2. It has unresolved and awkward lines

When a design is this simplified, any details that don't mesh perfectly stand out. One example is the intersection of the front bumper, fender flares and the panel that would house a grille if it were an internal combustion car. It even looks like the fender flare was given a quick hack at the end to get it to fit on the truck. It's a busy corner, with several lines all intersecting seemingly more by chance than on purpose.

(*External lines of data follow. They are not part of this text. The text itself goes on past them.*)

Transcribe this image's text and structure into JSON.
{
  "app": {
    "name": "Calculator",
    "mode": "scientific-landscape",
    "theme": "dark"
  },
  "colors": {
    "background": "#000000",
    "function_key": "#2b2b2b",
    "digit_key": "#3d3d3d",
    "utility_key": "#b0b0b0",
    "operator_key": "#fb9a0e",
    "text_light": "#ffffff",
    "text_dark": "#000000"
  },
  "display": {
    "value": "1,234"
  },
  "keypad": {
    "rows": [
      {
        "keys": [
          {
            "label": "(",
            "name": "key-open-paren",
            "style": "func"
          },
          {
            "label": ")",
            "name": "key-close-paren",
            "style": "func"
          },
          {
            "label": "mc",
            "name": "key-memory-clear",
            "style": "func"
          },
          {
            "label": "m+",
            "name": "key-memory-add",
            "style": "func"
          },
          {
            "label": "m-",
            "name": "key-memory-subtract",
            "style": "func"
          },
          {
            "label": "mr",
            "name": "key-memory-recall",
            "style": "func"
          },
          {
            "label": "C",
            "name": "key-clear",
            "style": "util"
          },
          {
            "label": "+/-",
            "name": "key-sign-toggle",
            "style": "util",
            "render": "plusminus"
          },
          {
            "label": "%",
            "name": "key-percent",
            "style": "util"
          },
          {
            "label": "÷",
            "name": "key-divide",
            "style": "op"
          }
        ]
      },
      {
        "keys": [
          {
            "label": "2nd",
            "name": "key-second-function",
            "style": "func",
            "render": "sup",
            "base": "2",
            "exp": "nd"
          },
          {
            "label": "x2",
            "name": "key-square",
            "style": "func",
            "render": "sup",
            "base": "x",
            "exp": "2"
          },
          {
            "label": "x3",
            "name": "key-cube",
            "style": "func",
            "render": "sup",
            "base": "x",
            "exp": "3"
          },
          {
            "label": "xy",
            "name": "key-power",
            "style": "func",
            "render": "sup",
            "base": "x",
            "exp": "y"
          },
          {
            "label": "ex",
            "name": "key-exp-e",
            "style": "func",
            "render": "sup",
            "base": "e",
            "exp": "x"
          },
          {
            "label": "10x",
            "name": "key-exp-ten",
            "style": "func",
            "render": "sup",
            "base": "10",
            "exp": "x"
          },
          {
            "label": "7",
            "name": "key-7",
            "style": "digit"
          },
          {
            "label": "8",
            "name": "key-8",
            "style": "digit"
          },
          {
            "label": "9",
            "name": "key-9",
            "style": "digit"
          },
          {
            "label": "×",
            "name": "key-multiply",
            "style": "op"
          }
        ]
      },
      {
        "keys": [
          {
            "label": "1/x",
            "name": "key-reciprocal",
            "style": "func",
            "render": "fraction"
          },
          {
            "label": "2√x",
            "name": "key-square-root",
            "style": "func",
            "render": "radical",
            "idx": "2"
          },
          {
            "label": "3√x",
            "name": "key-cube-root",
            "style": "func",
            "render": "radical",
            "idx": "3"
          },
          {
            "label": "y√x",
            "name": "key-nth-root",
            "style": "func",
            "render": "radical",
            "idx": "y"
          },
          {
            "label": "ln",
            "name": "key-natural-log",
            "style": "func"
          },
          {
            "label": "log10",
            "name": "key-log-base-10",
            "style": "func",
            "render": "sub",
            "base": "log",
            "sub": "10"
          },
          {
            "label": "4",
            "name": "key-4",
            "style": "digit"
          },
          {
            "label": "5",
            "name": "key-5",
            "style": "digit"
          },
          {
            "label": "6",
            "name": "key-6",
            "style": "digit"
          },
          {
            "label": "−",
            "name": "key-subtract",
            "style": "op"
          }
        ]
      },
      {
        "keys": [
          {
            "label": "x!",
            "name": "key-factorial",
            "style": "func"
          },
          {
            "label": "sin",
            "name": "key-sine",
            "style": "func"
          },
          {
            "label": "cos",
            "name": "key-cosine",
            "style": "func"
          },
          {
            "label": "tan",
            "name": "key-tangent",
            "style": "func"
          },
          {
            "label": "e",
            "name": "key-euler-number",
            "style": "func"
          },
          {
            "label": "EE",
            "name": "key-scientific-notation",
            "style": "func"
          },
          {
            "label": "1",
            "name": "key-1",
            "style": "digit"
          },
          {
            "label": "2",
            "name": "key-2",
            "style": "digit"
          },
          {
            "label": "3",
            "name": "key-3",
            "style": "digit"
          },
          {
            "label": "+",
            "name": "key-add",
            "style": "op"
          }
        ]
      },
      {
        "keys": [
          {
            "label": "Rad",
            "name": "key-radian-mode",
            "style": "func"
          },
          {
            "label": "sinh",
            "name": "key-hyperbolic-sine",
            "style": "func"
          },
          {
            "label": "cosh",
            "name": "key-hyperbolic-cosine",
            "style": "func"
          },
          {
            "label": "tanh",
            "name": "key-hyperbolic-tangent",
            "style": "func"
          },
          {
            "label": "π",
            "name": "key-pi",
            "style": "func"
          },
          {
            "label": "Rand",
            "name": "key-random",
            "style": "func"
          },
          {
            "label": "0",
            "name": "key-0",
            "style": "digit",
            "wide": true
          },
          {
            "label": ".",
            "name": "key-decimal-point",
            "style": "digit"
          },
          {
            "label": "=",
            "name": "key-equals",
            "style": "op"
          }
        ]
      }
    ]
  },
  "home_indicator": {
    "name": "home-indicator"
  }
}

Another incongruous area is the greenhouse. The front and rear windows are almost perfectly flush with the steel. So seeing the side windows sunken into the doors is jarring. Obviously the windows have to be able to roll down, but most modern cars have windows that are within millimeters, not inches, of the edges of the pillars. If, for some reason, it's not possible to bring the glass out farther, Tesla could potentially make the angle from the window to the sheetmetal less abrupt. The fender flares similarly seem to jut out from the body and look thin. This doesn't fit with the chunky, faceted design. Having a wider angle from the metal to the plastic would help them look less tacked-on.

3. It's impractical

A truck's utility is its purpose for existing, even nowadays when many trucks don't haul much more than a family sedan could. And though Tesla's fastback bed is striking, there are reasons most trucks have a simple rectangular bed, and one that's separate from the cab rather than part of a unibody. That basic shape allows for relatively easy access to the bed at any point around the sides. When loading cargo in the front of the bed, you shouldn't need to climb a ladder or to jump up into the bed to reach it. The simple shape is also very accommodating of all variety of accessories such as toolboxes, utility racks, truck caps and more.

Certainly there's some variation that aftermarket companies have to adjust to, but it's simpler to make something a little wider or taller than figuring something out for a different shape altogether. And having a separate bed allows for easy upfitting with unique sections such as utility boxes or even ambulance or bus sections. I don't doubt that some amount of accessories will be available for the Tesla Cybertruck, Tesla even showcased concept accessories. But the shape does limit aftermarket opportunities, and the Cybertruck almost certainly won't make inroads with commercial buyers or people who use their trucks for traditional work. As Paul Galloway of the Museum of Modern Art says in the article that accompanies this one, “Farmers don't need a ‘nearly impenetrable exoskeleton’ or ‘armor glass.’" What they need is plain old usability.

Credit where it's due

Even though the Cybertruck has issues, I have come to appreciate it more. In particular, it's fun to see the extreme lines and angles of old supercars adapted to what could become a mass-market vehicle. It does have some clever functional details, too, particularly the ramp tailgate. We haven't seen anything like that since the Chevy Corvair rampside pickup of the 1960s. Basically, the Cybertruck is a solid starting point. With refinement, it could become a significant piece of automotive design — and because the truck as presented was missing key production details such as windshield wipers, side mirrors and corner reflectors, Tesla is surely refining it at this very moment.